◆ EXERCISE DETAILS
Report how many lines below include "Output", giving the figure alone.

◆ STORED DATA
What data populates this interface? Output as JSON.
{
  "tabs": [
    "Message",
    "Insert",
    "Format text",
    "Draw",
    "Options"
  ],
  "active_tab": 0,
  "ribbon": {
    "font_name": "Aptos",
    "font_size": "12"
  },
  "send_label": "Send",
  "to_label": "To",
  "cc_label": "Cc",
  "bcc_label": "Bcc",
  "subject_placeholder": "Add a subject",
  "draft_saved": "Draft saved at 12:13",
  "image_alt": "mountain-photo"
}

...

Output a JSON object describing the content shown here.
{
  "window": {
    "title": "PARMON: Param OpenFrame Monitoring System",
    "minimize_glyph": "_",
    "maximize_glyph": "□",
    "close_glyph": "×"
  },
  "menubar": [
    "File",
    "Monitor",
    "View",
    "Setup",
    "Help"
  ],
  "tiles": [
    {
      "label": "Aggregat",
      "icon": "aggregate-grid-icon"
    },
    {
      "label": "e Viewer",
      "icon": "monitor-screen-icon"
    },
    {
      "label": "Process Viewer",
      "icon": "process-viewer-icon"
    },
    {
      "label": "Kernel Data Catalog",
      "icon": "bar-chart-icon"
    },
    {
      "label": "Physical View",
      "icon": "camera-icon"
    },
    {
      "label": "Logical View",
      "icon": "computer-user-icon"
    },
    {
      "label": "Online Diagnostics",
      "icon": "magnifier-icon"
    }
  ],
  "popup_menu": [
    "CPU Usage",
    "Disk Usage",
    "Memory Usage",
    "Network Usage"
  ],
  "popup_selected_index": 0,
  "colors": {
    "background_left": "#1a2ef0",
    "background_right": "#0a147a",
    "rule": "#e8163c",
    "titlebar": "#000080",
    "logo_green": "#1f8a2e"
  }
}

◆ SOLUTION FOR THIS TASK
2